We are all familiar with the phrase 'birds of a feather flock together', meaning that those of similar tastes congregate in groups. Flock has two meanings, however. One applies to a group of animals or birds or people, and the other to tufts of wool, eg as in flock wallpaper. The latter use comes from the Latin floccus, which means a tuft of wool, and flocculus means a little tuft. 

We now use floc to mean the rather fuzzy particles produced when a solute comes out of solution and clumps together. The process is called flocculation.


Flocculation is related to a more common process - precipitation. One of the most arresting reactions in chemistry is the formation of a precipitate. Two clear solutions are mixed and a solid suddenly appears in the solution; white for silver(I) chloride, yellow for lead(II) iodide, blue for copper(III) hydroxide.  

Sometimes in chemistry precipitation is obvious and the solid literally seems to fall out of solution and settles at the bottom of the vessel. In other cases the solution just becomes cloudy or opaque because fine particles become suspended in the solution. Often these particles are colloidal in nature, with sizes ranging between those of molecules and larger particles. Brownian motion caused by molecular collisions with the solvent molecules keeps these particles in suspension. 

Size isn't everything 

Apart from size, another reason why colloidal particles might not collect together is because they are charged, and having the same charge they repel each other. Water is often contaminated with charged colloidal particles, which affect its colour and taste. Flocculating agents, such as aluminium and iron(III) salts or polyelectrolytes, neutralise the charges on the particles so that they clump together to form a floc. The floc settles in the water and can be filtered off, removing with it the taste and colour.  

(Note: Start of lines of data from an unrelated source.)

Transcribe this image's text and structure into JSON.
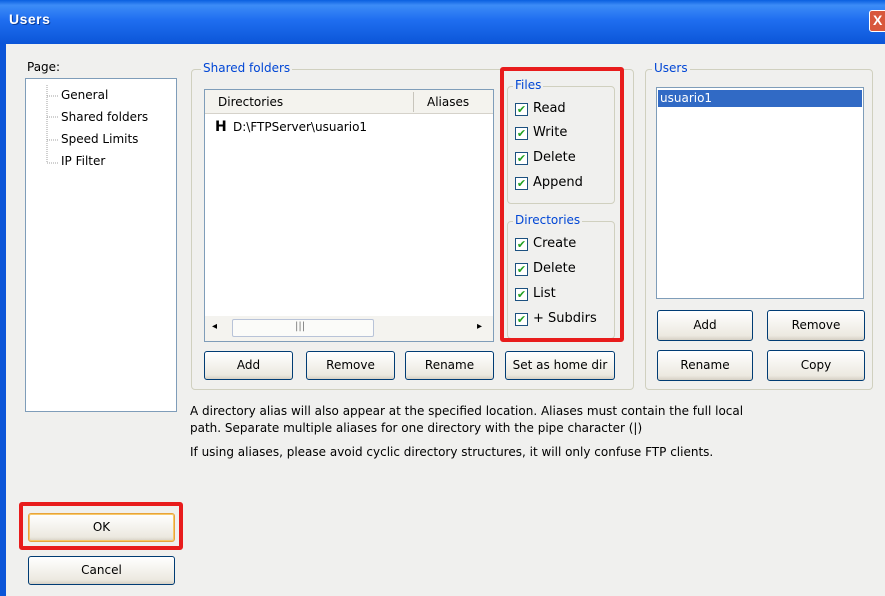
{
  "window": {
    "title": "Users",
    "close_glyph": "X"
  },
  "page_tree": {
    "label": "Page:",
    "items": [
      "General",
      "Shared folders",
      "Speed Limits",
      "IP Filter"
    ]
  },
  "shared_folders": {
    "group_title": "Shared folders",
    "columns": [
      "Directories",
      "Aliases"
    ],
    "rows": [
      {
        "home_marker": "H",
        "directory": "D:\\FTPServer\\usuario1",
        "alias": ""
      }
    ],
    "buttons": {
      "add": "Add",
      "remove": "Remove",
      "rename": "Rename",
      "set_home": "Set as home dir"
    }
  },
  "files": {
    "group_title": "Files",
    "items": [
      {
        "label": "Read",
        "checked": true
      },
      {
        "label": "Write",
        "checked": true
      },
      {
        "label": "Delete",
        "checked": true
      },
      {
        "label": "Append",
        "checked": true
      }
    ]
  },
  "directories": {
    "group_title": "Directories",
    "items": [
      {
        "label": "Create",
        "checked": true
      },
      {
        "label": "Delete",
        "checked": true
      },
      {
        "label": "List",
        "checked": true
      },
      {
        "label": "+ Subdirs",
        "checked": true
      }
    ]
  },
  "users": {
    "group_title": "Users",
    "list": [
      "usuario1"
    ],
    "buttons": {
      "add": "Add",
      "remove": "Remove",
      "rename": "Rename",
      "copy": "Copy"
    }
  },
  "info_text": {
    "line1": "A directory alias will also appear at the specified location. Aliases must contain the full local",
    "line2": "path. Separate multiple aliases for one directory with the pipe character (|)",
    "line3": "If using aliases, please avoid cyclic directory structures, it will only confuse FTP clients."
  },
  "dialog_buttons": {
    "ok": "OK",
    "cancel": "Cancel"
  },
  "colors": {
    "highlight": "#e81c1c",
    "selection": "#316ac5",
    "title_bar": "#0b55d8"
  }
}
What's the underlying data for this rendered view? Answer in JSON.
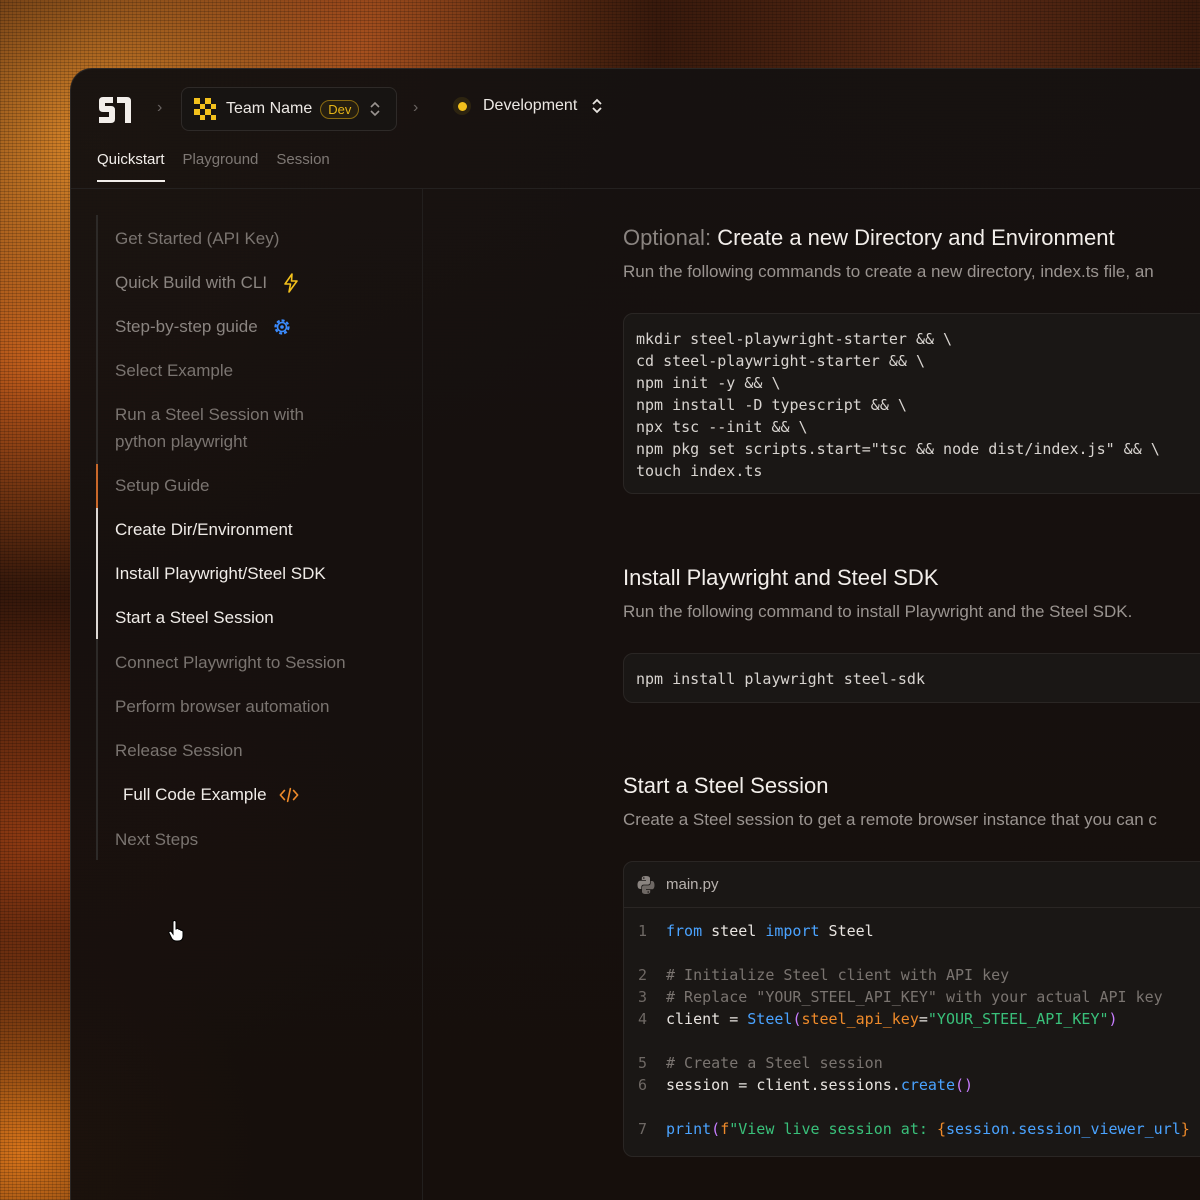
{
  "header": {
    "team_name": "Team Name",
    "team_badge": "Dev",
    "environment": "Development"
  },
  "tabs": [
    {
      "label": "Quickstart",
      "active": true
    },
    {
      "label": "Playground",
      "active": false
    },
    {
      "label": "Session",
      "active": false
    }
  ],
  "sidebar": {
    "items": [
      {
        "label": "Get Started (API Key)"
      },
      {
        "label": "Quick Build with CLI",
        "icon": "lightning-icon"
      },
      {
        "label": "Step-by-step guide",
        "icon": "gear-icon"
      },
      {
        "label": "Select Example"
      },
      {
        "label": "Run a Steel Session with",
        "label2": "python playwright"
      },
      {
        "label": "Setup Guide"
      },
      {
        "label": "Create Dir/Environment"
      },
      {
        "label": "Install Playwright/Steel SDK"
      },
      {
        "label": "Start a Steel Session"
      },
      {
        "label": "Connect Playwright to Session"
      },
      {
        "label": "Perform browser automation"
      },
      {
        "label": "Release Session"
      },
      {
        "label": "Full Code Example",
        "icon": "code-icon"
      },
      {
        "label": "Next Steps"
      }
    ]
  },
  "sections": {
    "create_dir": {
      "prefix": "Optional:",
      "title": "Create a new Directory and Environment",
      "desc": "Run the following commands to create a new directory, index.ts file, an",
      "code": "mkdir steel-playwright-starter && \\\ncd steel-playwright-starter && \\\nnpm init -y && \\\nnpm install -D typescript && \\\nnpx tsc --init && \\\nnpm pkg set scripts.start=\"tsc && node dist/index.js\" && \\\ntouch index.ts"
    },
    "install": {
      "title": "Install Playwright and Steel SDK",
      "desc": "Run the following command to install Playwright and the Steel SDK.",
      "code": "npm install playwright steel-sdk"
    },
    "start": {
      "title": "Start a Steel Session",
      "desc": "Create a Steel session to get a remote browser instance that you can c",
      "file_name": "main.py",
      "line_numbers": [
        "1",
        "2",
        "3",
        "4",
        "5",
        "6",
        "7"
      ],
      "tokens": {
        "from": "from",
        "steel": " steel ",
        "import": "import",
        "Steel": " Steel",
        "comment1": "# Initialize Steel client with API key",
        "comment2": "# Replace \"YOUR_STEEL_API_KEY\" with your actual API key",
        "client": "client ",
        "eq": "= ",
        "SteelFn": "Steel",
        "paren_open": "(",
        "kwarg": "steel_api_key",
        "eq2": "=",
        "apikey": "\"YOUR_STEEL_API_KEY\"",
        "paren_close": ")",
        "comment3": "# Create a Steel session",
        "session": "session ",
        "eq3": "= ",
        "clientdot": "client.sessions.",
        "create": "create",
        "parens": "()",
        "print": "print",
        "pp": "(",
        "fstr": "f",
        "view": "\"View live session at: ",
        "brace_open": "{",
        "expr": "session.session_viewer_url",
        "brace_close": "}"
      }
    }
  },
  "colors": {
    "accent_orange": "#c9682a",
    "badge_yellow": "#e5b418",
    "keyword_blue": "#4aa3ff",
    "string_green": "#39c07a",
    "param_orange": "#ee8a2a"
  }
}
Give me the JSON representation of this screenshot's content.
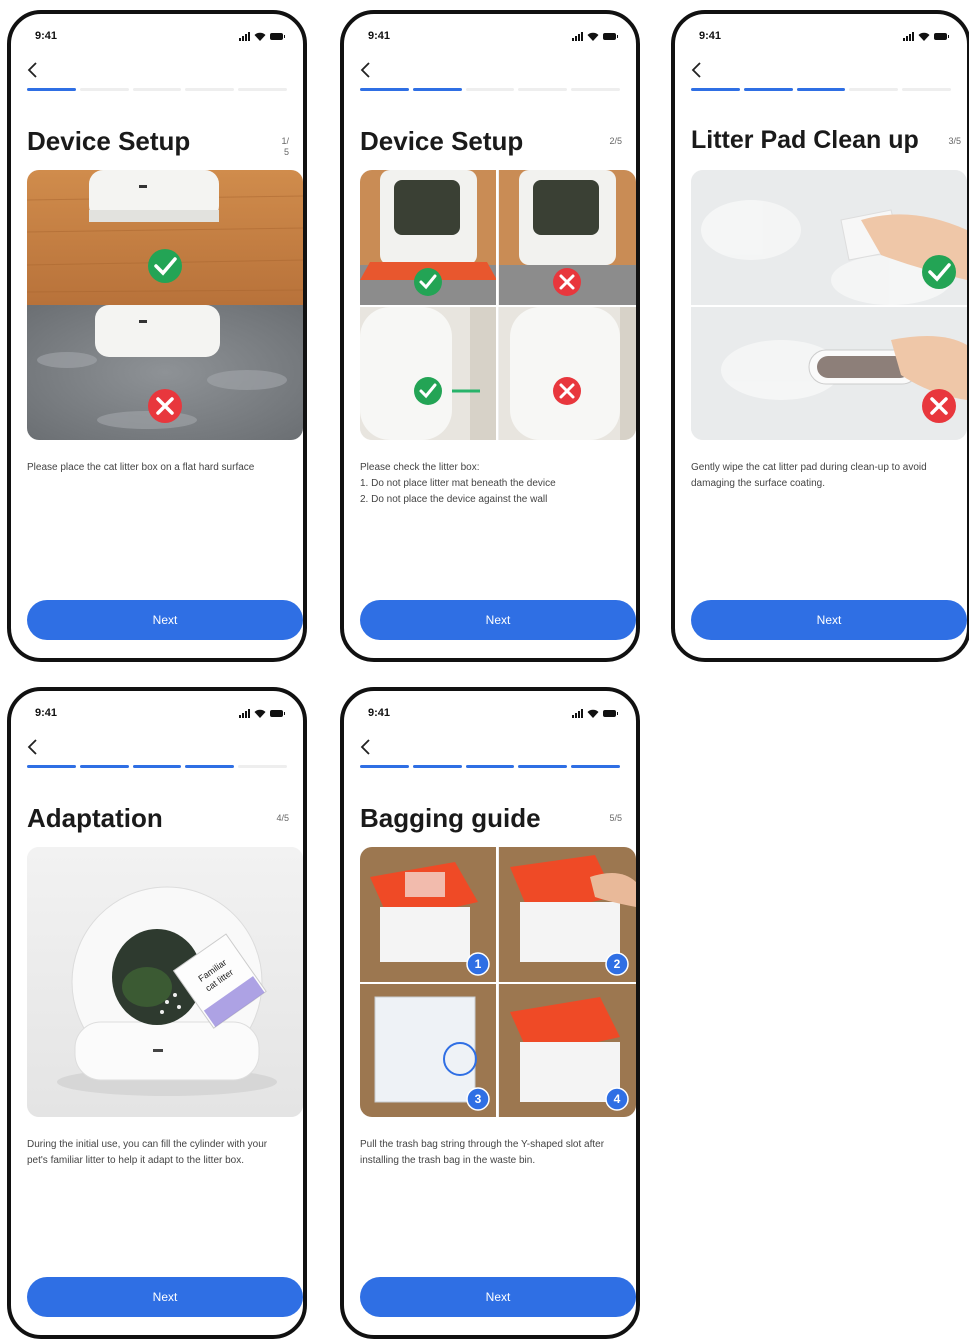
{
  "colors": {
    "accent": "#2f6fe4",
    "check_green": "#23a455",
    "cross_red": "#e8373d"
  },
  "screens": [
    {
      "time": "9:41",
      "title": "Device Setup",
      "step": "1/5",
      "progress_total": 5,
      "progress_done": 1,
      "description": [
        "Please place the cat litter box on a flat hard surface"
      ],
      "next_label": "Next"
    },
    {
      "time": "9:41",
      "title": "Device Setup",
      "step": "2/5",
      "progress_total": 5,
      "progress_done": 2,
      "description": [
        "Please check the litter box:",
        "1. Do not place litter mat beneath the device",
        "2. Do not place the device against the wall"
      ],
      "next_label": "Next"
    },
    {
      "time": "9:41",
      "title": "Litter Pad Clean up",
      "step": "3/5",
      "progress_total": 5,
      "progress_done": 3,
      "description": [
        "Gently wipe the cat litter pad during clean-up to avoid damaging the surface coating."
      ],
      "next_label": "Next"
    },
    {
      "time": "9:41",
      "title": "Adaptation",
      "step": "4/5",
      "progress_total": 5,
      "progress_done": 4,
      "description": [
        "During the initial use, you can fill the cylinder with your pet's familiar litter to help it adapt to the litter box."
      ],
      "image_text": "Familiar cat litter",
      "next_label": "Next"
    },
    {
      "time": "9:41",
      "title": "Bagging guide",
      "step": "5/5",
      "progress_total": 5,
      "progress_done": 5,
      "description": [
        "Pull the trash bag string through the Y-shaped slot after installing the trash bag in the waste bin."
      ],
      "badges": [
        "1",
        "2",
        "3",
        "4"
      ],
      "next_label": "Next"
    }
  ]
}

Some colloidal particles are so fine that they are almost invisible but show up as a cloudy track when a thin beam of light is passed through the suspension. This is the Tyndall effect, named after the Irish scientist John Tyndall (1820-93). The small dispersed particles scatter the beam of light in all directions. The same effect means smoke particles can be used to make a laser beam visible.